[WHAT IS REQUIRED] Go through the lines below and tally each one holding "Allow". Write only the total.

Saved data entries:
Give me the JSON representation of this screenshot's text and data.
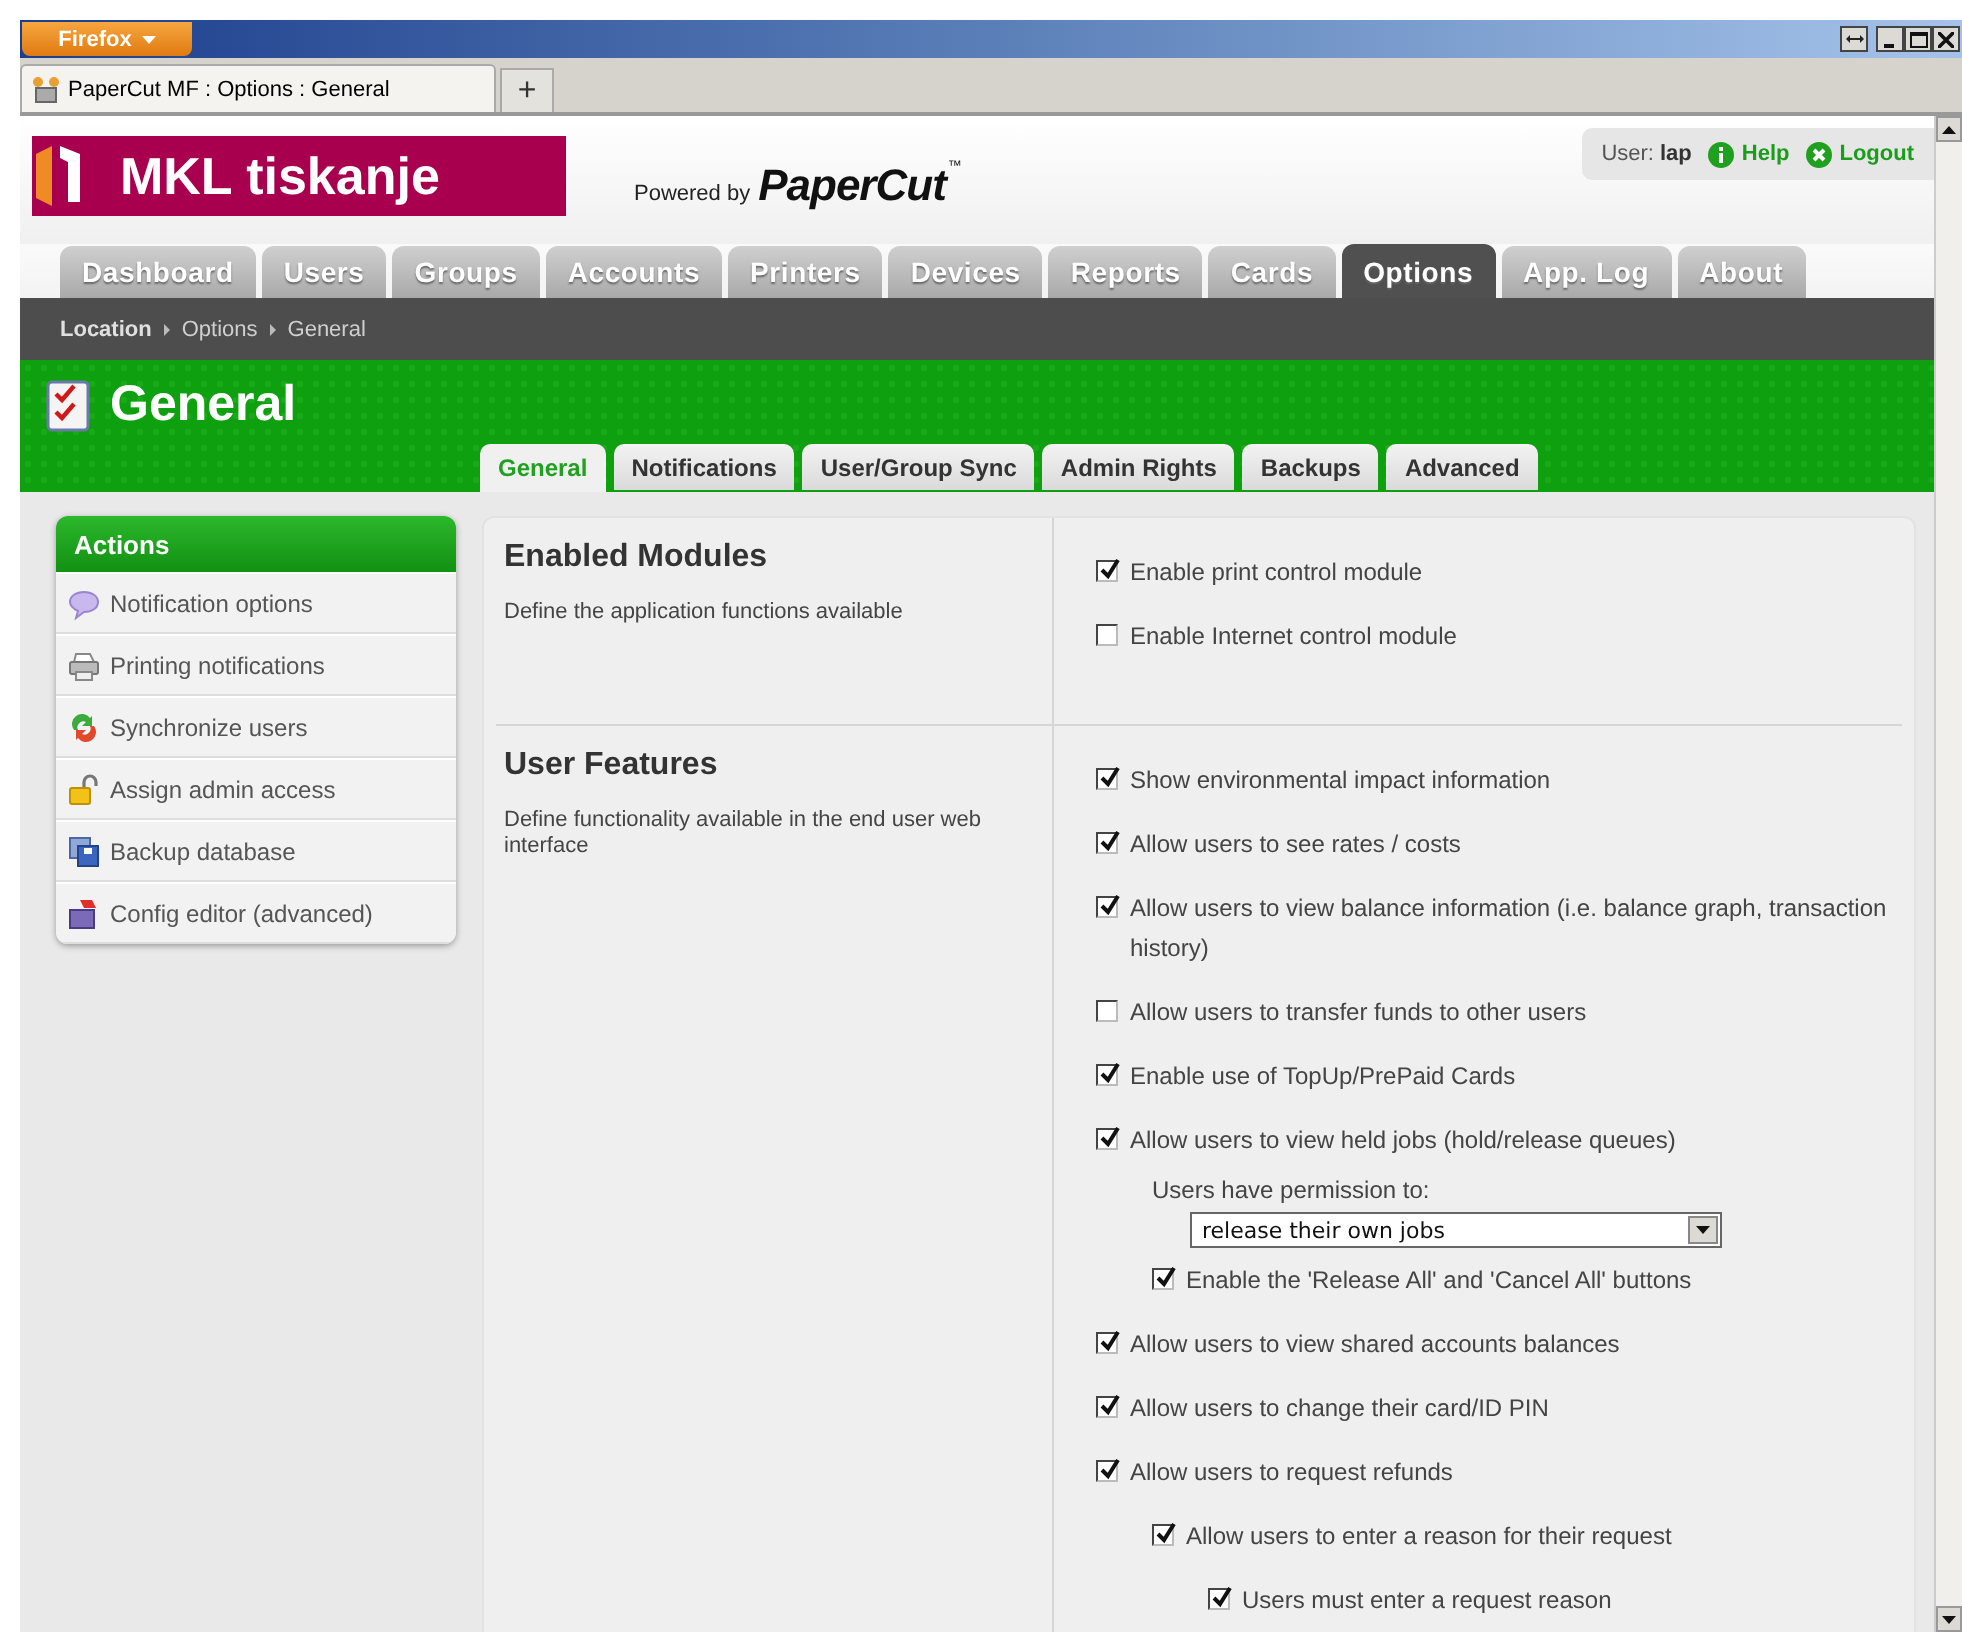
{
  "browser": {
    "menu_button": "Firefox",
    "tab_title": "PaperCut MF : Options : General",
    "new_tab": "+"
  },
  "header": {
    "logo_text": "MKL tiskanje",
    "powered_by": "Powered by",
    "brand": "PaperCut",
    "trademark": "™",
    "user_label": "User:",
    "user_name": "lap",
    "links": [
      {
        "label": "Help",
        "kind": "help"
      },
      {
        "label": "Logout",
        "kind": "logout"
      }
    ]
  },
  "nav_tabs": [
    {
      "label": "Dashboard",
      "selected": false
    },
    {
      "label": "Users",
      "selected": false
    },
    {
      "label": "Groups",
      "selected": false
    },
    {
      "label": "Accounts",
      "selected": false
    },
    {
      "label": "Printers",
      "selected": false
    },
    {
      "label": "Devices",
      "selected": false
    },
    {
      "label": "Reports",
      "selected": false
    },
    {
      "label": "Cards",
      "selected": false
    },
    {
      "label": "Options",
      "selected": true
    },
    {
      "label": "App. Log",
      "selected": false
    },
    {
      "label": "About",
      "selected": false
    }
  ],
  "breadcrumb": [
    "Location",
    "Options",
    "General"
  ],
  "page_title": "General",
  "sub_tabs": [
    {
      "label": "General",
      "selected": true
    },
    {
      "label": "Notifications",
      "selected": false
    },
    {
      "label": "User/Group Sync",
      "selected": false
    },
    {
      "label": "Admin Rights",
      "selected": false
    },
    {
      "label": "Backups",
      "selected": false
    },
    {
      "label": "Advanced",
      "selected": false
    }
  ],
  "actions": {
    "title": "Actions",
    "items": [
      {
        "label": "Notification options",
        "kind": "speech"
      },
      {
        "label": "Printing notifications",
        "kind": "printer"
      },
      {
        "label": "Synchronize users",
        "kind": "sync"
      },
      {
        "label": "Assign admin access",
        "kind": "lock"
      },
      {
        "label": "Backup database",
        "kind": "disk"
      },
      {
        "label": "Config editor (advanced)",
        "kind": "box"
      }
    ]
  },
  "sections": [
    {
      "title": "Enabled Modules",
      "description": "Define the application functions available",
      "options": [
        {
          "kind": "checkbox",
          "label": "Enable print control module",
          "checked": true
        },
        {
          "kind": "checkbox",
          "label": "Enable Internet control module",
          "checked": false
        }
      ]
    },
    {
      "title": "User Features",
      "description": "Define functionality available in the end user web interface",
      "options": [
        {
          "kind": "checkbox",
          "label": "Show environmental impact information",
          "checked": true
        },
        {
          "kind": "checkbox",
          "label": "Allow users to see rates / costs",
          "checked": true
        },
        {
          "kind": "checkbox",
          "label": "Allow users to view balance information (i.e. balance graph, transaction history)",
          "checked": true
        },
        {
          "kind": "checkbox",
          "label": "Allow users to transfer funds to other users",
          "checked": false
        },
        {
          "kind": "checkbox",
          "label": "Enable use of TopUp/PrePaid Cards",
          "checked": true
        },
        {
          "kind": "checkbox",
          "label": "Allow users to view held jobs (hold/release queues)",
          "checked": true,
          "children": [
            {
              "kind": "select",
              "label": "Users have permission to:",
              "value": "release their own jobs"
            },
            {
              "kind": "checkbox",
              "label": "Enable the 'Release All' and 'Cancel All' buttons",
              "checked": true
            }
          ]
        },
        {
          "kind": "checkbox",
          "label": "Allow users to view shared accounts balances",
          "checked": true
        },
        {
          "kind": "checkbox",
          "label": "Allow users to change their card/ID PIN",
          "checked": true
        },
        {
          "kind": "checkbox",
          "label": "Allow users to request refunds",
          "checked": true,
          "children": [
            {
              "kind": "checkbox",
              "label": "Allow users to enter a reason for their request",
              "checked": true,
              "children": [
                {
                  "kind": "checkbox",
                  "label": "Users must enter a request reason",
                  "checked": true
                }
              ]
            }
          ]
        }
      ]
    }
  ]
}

[TASK ANSWER] 8